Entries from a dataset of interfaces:
BEGIN

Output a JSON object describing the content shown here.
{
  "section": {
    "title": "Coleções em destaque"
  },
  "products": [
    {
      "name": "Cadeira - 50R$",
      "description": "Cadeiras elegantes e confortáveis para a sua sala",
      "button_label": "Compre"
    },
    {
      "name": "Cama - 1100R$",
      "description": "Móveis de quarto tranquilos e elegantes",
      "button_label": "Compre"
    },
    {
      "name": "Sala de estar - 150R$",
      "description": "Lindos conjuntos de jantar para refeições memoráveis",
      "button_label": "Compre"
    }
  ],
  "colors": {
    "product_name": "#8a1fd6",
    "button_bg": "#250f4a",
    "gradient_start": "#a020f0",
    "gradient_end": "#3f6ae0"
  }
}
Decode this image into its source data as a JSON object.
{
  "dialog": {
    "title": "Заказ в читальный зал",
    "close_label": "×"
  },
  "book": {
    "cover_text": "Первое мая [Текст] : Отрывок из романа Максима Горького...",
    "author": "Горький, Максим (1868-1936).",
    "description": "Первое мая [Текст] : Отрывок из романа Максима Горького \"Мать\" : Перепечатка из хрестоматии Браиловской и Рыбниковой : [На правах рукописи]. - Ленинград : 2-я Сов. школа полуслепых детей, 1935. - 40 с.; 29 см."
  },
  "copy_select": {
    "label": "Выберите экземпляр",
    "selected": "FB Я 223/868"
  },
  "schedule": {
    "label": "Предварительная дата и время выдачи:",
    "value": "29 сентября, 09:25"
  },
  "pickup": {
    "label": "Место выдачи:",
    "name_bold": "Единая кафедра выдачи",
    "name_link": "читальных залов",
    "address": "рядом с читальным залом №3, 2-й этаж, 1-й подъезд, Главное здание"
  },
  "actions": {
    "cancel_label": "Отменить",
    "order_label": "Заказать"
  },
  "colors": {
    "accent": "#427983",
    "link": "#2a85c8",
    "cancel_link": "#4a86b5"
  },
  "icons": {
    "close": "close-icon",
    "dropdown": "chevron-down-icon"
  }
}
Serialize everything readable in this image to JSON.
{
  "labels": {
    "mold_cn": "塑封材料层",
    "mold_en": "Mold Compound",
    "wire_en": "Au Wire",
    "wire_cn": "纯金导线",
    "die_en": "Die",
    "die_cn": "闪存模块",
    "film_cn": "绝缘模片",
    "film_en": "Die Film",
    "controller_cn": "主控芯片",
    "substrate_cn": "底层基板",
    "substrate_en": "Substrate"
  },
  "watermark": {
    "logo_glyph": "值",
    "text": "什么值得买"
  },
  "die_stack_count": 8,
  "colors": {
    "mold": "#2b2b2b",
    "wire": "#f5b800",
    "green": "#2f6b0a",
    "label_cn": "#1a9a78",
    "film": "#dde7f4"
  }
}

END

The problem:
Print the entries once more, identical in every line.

Solution for this exercise:
Output a JSON object describing the content shown here.
{
  "section": {
    "title": "Coleções em destaque"
  },
  "products": [
    {
      "name": "Cadeira - 50R$",
      "description": "Cadeiras elegantes e confortáveis para a sua sala",
      "button_label": "Compre"
    },
    {
      "name": "Cama - 1100R$",
      "description": "Móveis de quarto tranquilos e elegantes",
      "button_label": "Compre"
    },
    {
      "name": "Sala de estar - 150R$",
      "description": "Lindos conjuntos de jantar para refeições memoráveis",
      "button_label": "Compre"
    }
  ],
  "colors": {
    "product_name": "#8a1fd6",
    "button_bg": "#250f4a",
    "gradient_start": "#a020f0",
    "gradient_end": "#3f6ae0"
  }
}
Decode this image into its source data as a JSON object.
{
  "dialog": {
    "title": "Заказ в читальный зал",
    "close_label": "×"
  },
  "book": {
    "cover_text": "Первое мая [Текст] : Отрывок из романа Максима Горького...",
    "author": "Горький, Максим (1868-1936).",
    "description": "Первое мая [Текст] : Отрывок из романа Максима Горького \"Мать\" : Перепечатка из хрестоматии Браиловской и Рыбниковой : [На правах рукописи]. - Ленинград : 2-я Сов. школа полуслепых детей, 1935. - 40 с.; 29 см."
  },
  "copy_select": {
    "label": "Выберите экземпляр",
    "selected": "FB Я 223/868"
  },
  "schedule": {
    "label": "Предварительная дата и время выдачи:",
    "value": "29 сентября, 09:25"
  },
  "pickup": {
    "label": "Место выдачи:",
    "name_bold": "Единая кафедра выдачи",
    "name_link": "читальных залов",
    "address": "рядом с читальным залом №3, 2-й этаж, 1-й подъезд, Главное здание"
  },
  "actions": {
    "cancel_label": "Отменить",
    "order_label": "Заказать"
  },
  "colors": {
    "accent": "#427983",
    "link": "#2a85c8",
    "cancel_link": "#4a86b5"
  },
  "icons": {
    "close": "close-icon",
    "dropdown": "chevron-down-icon"
  }
}
Serialize everything readable in this image to JSON.
{
  "labels": {
    "mold_cn": "塑封材料层",
    "mold_en": "Mold Compound",
    "wire_en": "Au Wire",
    "wire_cn": "纯金导线",
    "die_en": "Die",
    "die_cn": "闪存模块",
    "film_cn": "绝缘模片",
    "film_en": "Die Film",
    "controller_cn": "主控芯片",
    "substrate_cn": "底层基板",
    "substrate_en": "Substrate"
  },
  "watermark": {
    "logo_glyph": "值",
    "text": "什么值得买"
  },
  "die_stack_count": 8,
  "colors": {
    "mold": "#2b2b2b",
    "wire": "#f5b800",
    "green": "#2f6b0a",
    "label_cn": "#1a9a78",
    "film": "#dde7f4"
  }
}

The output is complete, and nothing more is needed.